If you see a picture in the data below, omit it and copy the rest exactly.

(Page and application data records)

┌──

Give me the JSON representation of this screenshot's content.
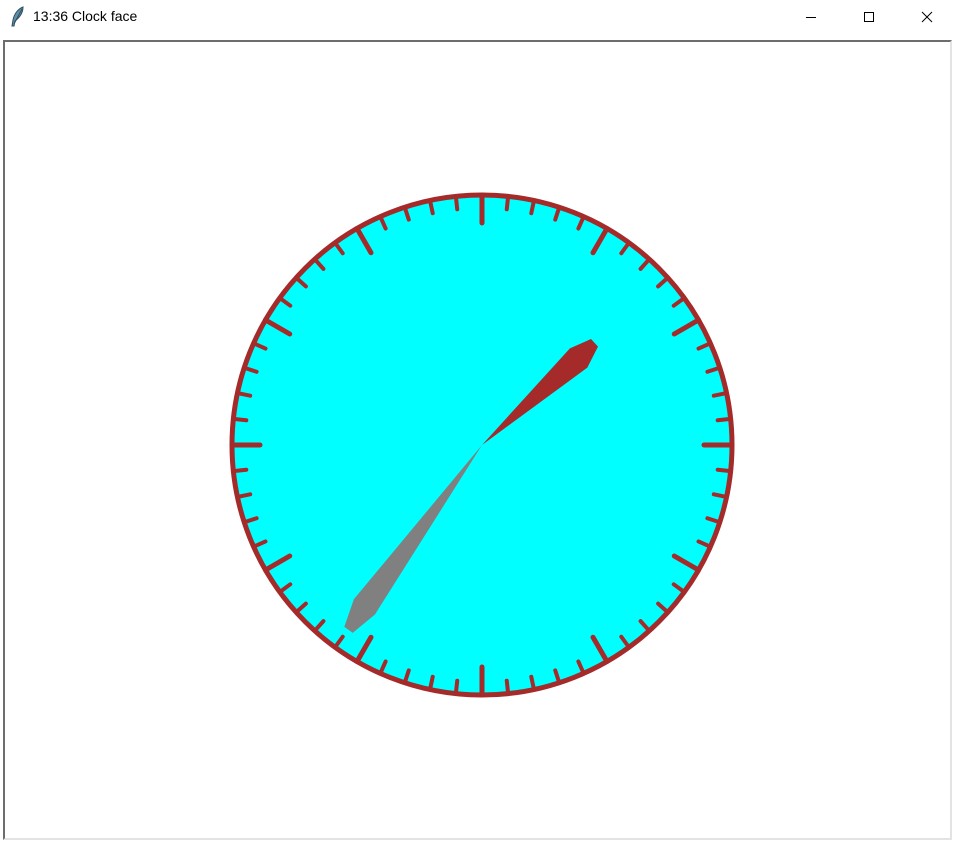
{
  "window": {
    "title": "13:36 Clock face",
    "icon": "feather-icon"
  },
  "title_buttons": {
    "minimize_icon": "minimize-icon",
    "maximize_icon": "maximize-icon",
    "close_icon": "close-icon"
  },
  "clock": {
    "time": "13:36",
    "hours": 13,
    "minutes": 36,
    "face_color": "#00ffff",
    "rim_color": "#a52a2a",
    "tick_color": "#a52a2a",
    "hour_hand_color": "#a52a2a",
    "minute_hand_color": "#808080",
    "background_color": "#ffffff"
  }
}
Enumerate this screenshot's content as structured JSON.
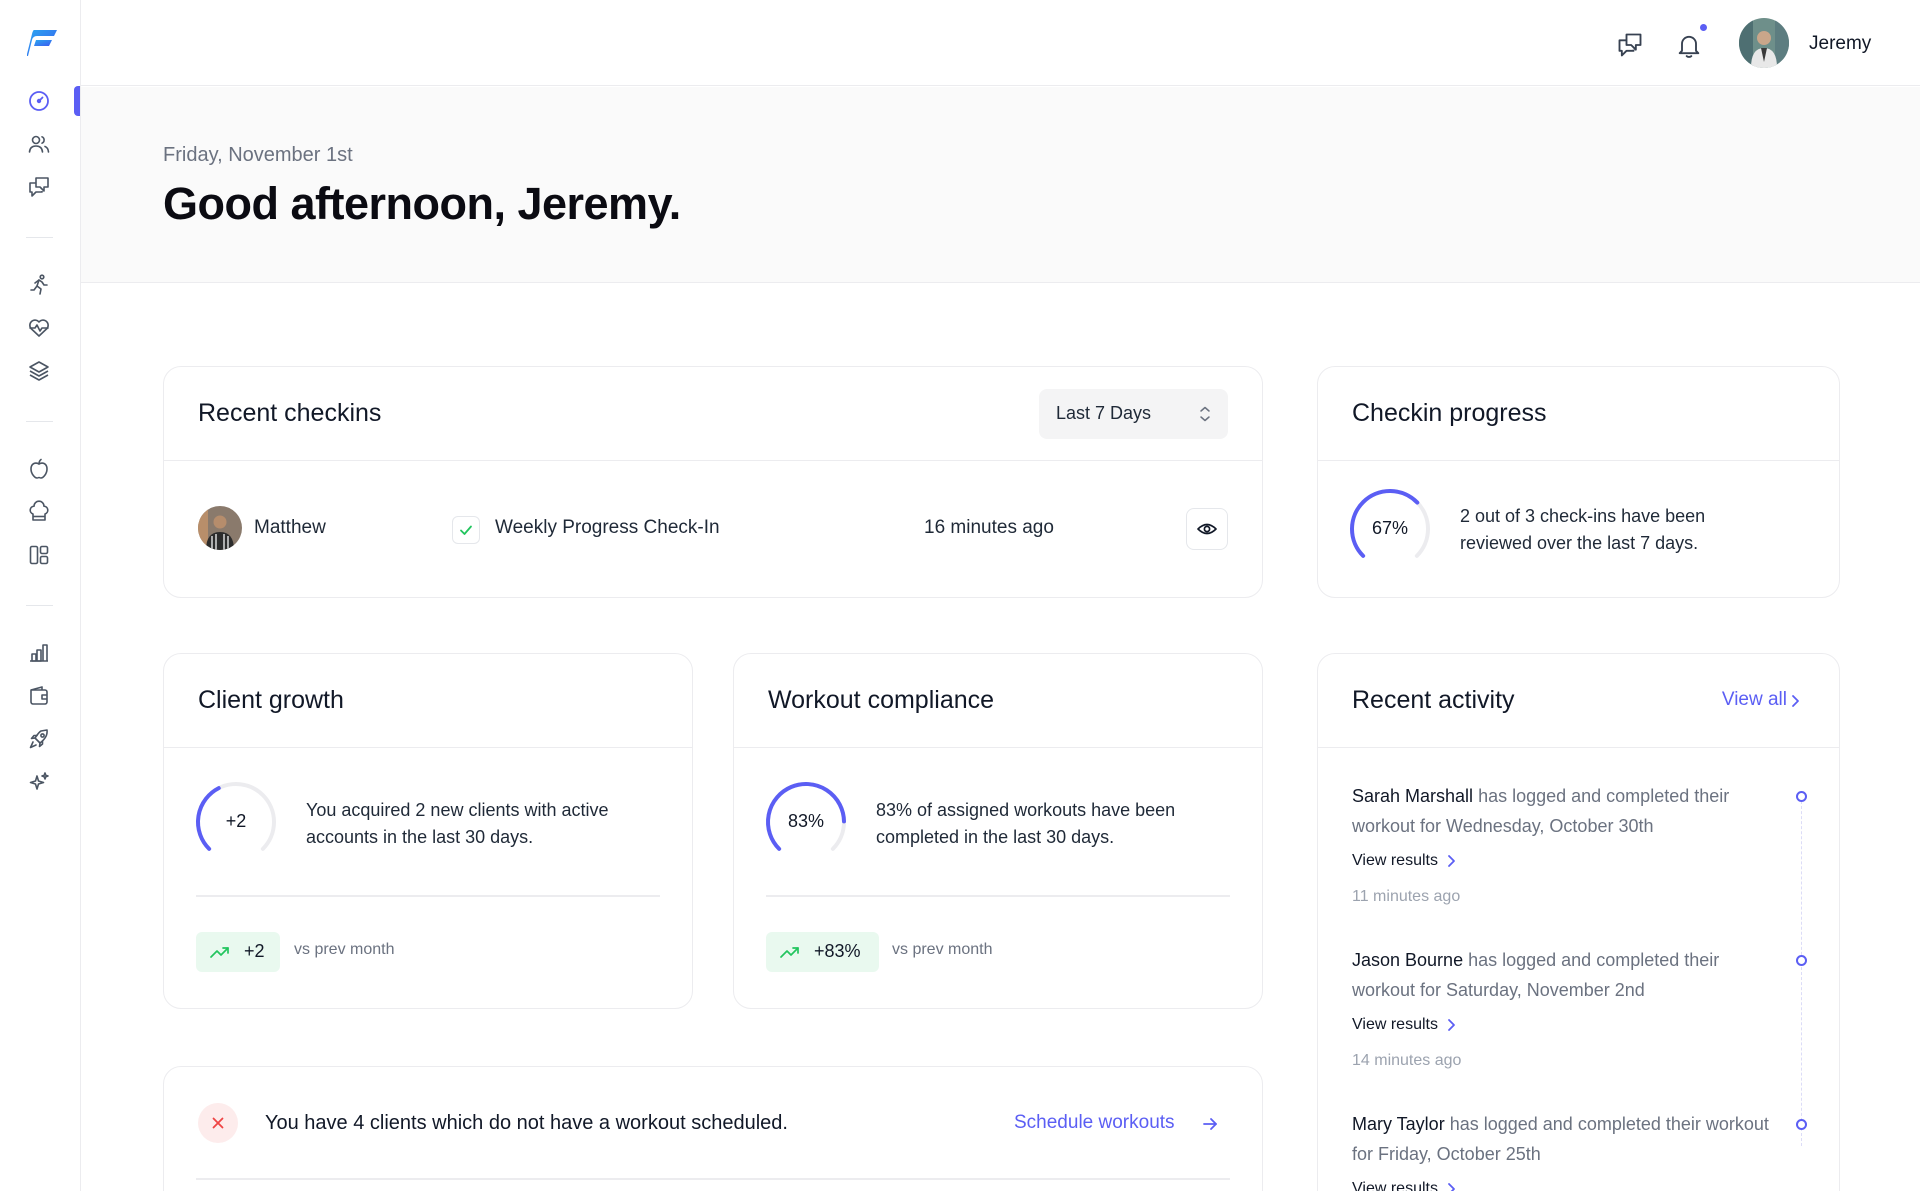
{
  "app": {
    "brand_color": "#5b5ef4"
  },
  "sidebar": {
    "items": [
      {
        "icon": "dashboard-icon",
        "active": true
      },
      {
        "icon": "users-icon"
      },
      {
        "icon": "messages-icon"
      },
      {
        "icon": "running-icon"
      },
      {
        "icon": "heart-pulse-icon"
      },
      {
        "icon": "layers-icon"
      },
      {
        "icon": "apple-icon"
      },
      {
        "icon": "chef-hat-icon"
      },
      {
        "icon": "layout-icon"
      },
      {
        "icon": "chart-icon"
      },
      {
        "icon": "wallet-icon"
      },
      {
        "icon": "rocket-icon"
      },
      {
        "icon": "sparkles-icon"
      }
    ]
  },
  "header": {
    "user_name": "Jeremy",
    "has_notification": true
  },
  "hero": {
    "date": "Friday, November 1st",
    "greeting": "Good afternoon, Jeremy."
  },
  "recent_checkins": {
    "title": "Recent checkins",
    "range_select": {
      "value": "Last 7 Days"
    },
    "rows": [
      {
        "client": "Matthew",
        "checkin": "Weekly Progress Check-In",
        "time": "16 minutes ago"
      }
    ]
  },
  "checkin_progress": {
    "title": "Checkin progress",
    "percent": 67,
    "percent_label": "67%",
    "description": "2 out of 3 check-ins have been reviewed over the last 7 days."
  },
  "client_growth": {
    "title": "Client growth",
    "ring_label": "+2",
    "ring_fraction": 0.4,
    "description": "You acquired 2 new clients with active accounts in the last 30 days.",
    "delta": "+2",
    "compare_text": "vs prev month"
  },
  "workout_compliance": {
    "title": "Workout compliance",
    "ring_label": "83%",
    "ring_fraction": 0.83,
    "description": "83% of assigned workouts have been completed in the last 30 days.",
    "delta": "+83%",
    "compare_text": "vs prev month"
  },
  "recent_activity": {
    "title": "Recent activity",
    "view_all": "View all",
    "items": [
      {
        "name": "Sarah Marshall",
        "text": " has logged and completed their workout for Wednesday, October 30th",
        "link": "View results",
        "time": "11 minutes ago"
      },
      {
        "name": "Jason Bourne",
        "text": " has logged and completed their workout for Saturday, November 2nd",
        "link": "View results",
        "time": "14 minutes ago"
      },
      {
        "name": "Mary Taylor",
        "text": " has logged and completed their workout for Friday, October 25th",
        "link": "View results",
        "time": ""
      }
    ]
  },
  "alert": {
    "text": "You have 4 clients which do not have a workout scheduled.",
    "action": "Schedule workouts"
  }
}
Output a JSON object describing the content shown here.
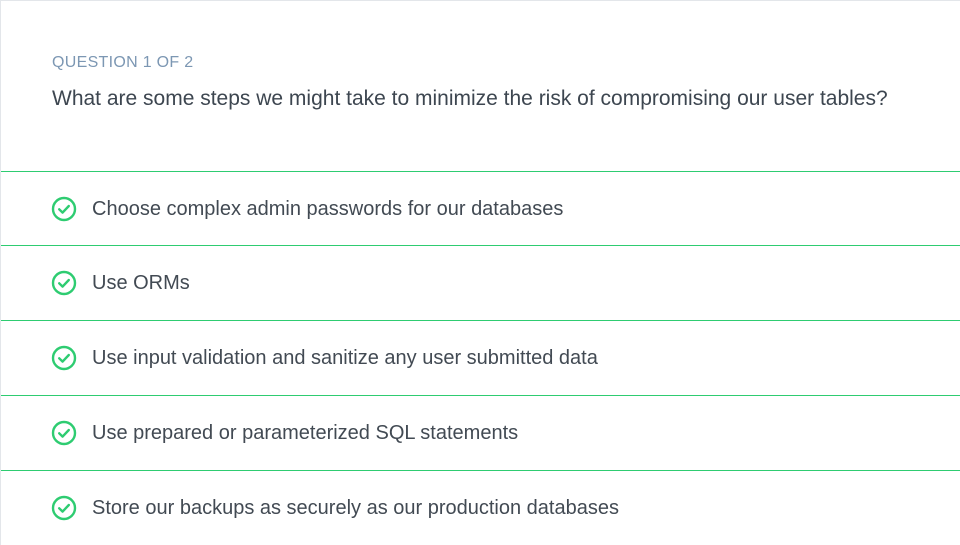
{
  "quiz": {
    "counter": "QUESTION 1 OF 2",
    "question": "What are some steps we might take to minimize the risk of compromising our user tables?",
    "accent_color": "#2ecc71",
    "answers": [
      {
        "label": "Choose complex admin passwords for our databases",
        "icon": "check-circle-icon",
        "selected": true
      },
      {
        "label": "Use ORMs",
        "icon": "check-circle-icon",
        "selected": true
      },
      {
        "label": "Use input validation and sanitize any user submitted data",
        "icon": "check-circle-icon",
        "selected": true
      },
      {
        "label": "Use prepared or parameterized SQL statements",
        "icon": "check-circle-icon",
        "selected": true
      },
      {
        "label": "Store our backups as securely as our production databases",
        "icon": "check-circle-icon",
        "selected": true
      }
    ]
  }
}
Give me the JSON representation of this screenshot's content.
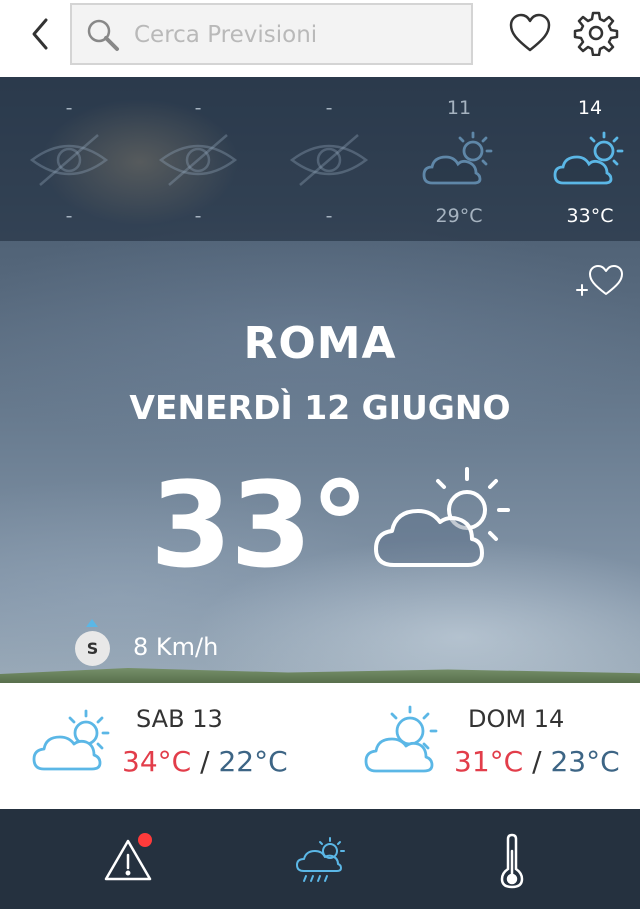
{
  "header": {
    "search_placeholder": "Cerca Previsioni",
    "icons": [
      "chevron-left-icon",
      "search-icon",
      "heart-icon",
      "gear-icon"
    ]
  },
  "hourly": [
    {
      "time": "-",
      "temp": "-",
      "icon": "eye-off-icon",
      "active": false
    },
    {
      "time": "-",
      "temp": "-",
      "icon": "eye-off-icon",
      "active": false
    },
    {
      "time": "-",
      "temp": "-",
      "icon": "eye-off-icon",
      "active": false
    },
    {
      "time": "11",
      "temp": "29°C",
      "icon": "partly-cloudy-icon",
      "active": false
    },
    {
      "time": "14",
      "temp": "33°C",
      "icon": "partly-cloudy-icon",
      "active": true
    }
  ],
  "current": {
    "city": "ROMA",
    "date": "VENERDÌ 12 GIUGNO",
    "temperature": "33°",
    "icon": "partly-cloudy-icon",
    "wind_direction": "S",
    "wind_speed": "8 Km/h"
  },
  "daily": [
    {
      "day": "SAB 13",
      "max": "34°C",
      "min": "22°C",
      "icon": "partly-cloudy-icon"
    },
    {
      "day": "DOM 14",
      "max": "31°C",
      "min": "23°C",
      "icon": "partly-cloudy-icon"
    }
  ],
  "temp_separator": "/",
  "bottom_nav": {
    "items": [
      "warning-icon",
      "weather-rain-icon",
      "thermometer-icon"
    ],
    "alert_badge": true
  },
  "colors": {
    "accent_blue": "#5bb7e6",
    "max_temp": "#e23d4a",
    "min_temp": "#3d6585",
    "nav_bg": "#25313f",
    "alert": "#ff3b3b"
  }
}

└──

ANSWER SPACE:
Give me the JSON representation of this screenshot's content.
{
  "window": {
    "title": "13:36 Clock face",
    "icon": "feather-icon"
  },
  "title_buttons": {
    "minimize_icon": "minimize-icon",
    "maximize_icon": "maximize-icon",
    "close_icon": "close-icon"
  },
  "clock": {
    "time": "13:36",
    "hours": 13,
    "minutes": 36,
    "face_color": "#00ffff",
    "rim_color": "#a52a2a",
    "tick_color": "#a52a2a",
    "hour_hand_color": "#a52a2a",
    "minute_hand_color": "#808080",
    "background_color": "#ffffff"
  }
}
Enumerate this screenshot's content as structured JSON.
{
  "app": {
    "brand_color": "#5b5ef4"
  },
  "sidebar": {
    "items": [
      {
        "icon": "dashboard-icon",
        "active": true
      },
      {
        "icon": "users-icon"
      },
      {
        "icon": "messages-icon"
      },
      {
        "icon": "running-icon"
      },
      {
        "icon": "heart-pulse-icon"
      },
      {
        "icon": "layers-icon"
      },
      {
        "icon": "apple-icon"
      },
      {
        "icon": "chef-hat-icon"
      },
      {
        "icon": "layout-icon"
      },
      {
        "icon": "chart-icon"
      },
      {
        "icon": "wallet-icon"
      },
      {
        "icon": "rocket-icon"
      },
      {
        "icon": "sparkles-icon"
      }
    ]
  },
  "header": {
    "user_name": "Jeremy",
    "has_notification": true
  },
  "hero": {
    "date": "Friday, November 1st",
    "greeting": "Good afternoon, Jeremy."
  },
  "recent_checkins": {
    "title": "Recent checkins",
    "range_select": {
      "value": "Last 7 Days"
    },
    "rows": [
      {
        "client": "Matthew",
        "checkin": "Weekly Progress Check-In",
        "time": "16 minutes ago"
      }
    ]
  },
  "checkin_progress": {
    "title": "Checkin progress",
    "percent": 67,
    "percent_label": "67%",
    "description": "2 out of 3 check-ins have been reviewed over the last 7 days."
  },
  "client_growth": {
    "title": "Client growth",
    "ring_label": "+2",
    "ring_fraction": 0.4,
    "description": "You acquired 2 new clients with active accounts in the last 30 days.",
    "delta": "+2",
    "compare_text": "vs prev month"
  },
  "workout_compliance": {
    "title": "Workout compliance",
    "ring_label": "83%",
    "ring_fraction": 0.83,
    "description": "83% of assigned workouts have been completed in the last 30 days.",
    "delta": "+83%",
    "compare_text": "vs prev month"
  },
  "recent_activity": {
    "title": "Recent activity",
    "view_all": "View all",
    "items": [
      {
        "name": "Sarah Marshall",
        "text": " has logged and completed their workout for Wednesday, October 30th",
        "link": "View results",
        "time": "11 minutes ago"
      },
      {
        "name": "Jason Bourne",
        "text": " has logged and completed their workout for Saturday, November 2nd",
        "link": "View results",
        "time": "14 minutes ago"
      },
      {
        "name": "Mary Taylor",
        "text": " has logged and completed their workout for Friday, October 25th",
        "link": "View results",
        "time": ""
      }
    ]
  },
  "alert": {
    "text": "You have 4 clients which do not have a workout scheduled.",
    "action": "Schedule workouts"
  }
}
Output a JSON object describing the content shown here.
{
  "quiz": {
    "counter": "QUESTION 1 OF 2",
    "question": "What are some steps we might take to minimize the risk of compromising our user tables?",
    "accent_color": "#2ecc71",
    "answers": [
      {
        "label": "Choose complex admin passwords for our databases",
        "icon": "check-circle-icon",
        "selected": true
      },
      {
        "label": "Use ORMs",
        "icon": "check-circle-icon",
        "selected": true
      },
      {
        "label": "Use input validation and sanitize any user submitted data",
        "icon": "check-circle-icon",
        "selected": true
      },
      {
        "label": "Use prepared or parameterized SQL statements",
        "icon": "check-circle-icon",
        "selected": true
      },
      {
        "label": "Store our backups as securely as our production databases",
        "icon": "check-circle-icon",
        "selected": true
      }
    ]
  }
}
Give me the JSON representation of this screenshot's content.
{
  "header": {
    "search_placeholder": "Cerca Previsioni",
    "icons": [
      "chevron-left-icon",
      "search-icon",
      "heart-icon",
      "gear-icon"
    ]
  },
  "hourly": [
    {
      "time": "-",
      "temp": "-",
      "icon": "eye-off-icon",
      "active": false
    },
    {
      "time": "-",
      "temp": "-",
      "icon": "eye-off-icon",
      "active": false
    },
    {
      "time": "-",
      "temp": "-",
      "icon": "eye-off-icon",
      "active": false
    },
    {
      "time": "11",
      "temp": "29°C",
      "icon": "partly-cloudy-icon",
      "active": false
    },
    {
      "time": "14",
      "temp": "33°C",
      "icon": "partly-cloudy-icon",
      "active": true
    }
  ],
  "current": {
    "city": "ROMA",
    "date": "VENERDÌ 12 GIUGNO",
    "temperature": "33°",
    "icon": "partly-cloudy-icon",
    "wind_direction": "S",
    "wind_speed": "8 Km/h"
  },
  "daily": [
    {
      "day": "SAB 13",
      "max": "34°C",
      "min": "22°C",
      "icon": "partly-cloudy-icon"
    },
    {
      "day": "DOM 14",
      "max": "31°C",
      "min": "23°C",
      "icon": "partly-cloudy-icon"
    }
  ],
  "temp_separator": "/",
  "bottom_nav": {
    "items": [
      "warning-icon",
      "weather-rain-icon",
      "thermometer-icon"
    ],
    "alert_badge": true
  },
  "colors": {
    "accent_blue": "#5bb7e6",
    "max_temp": "#e23d4a",
    "min_temp": "#3d6585",
    "nav_bg": "#25313f",
    "alert": "#ff3b3b"
  }
}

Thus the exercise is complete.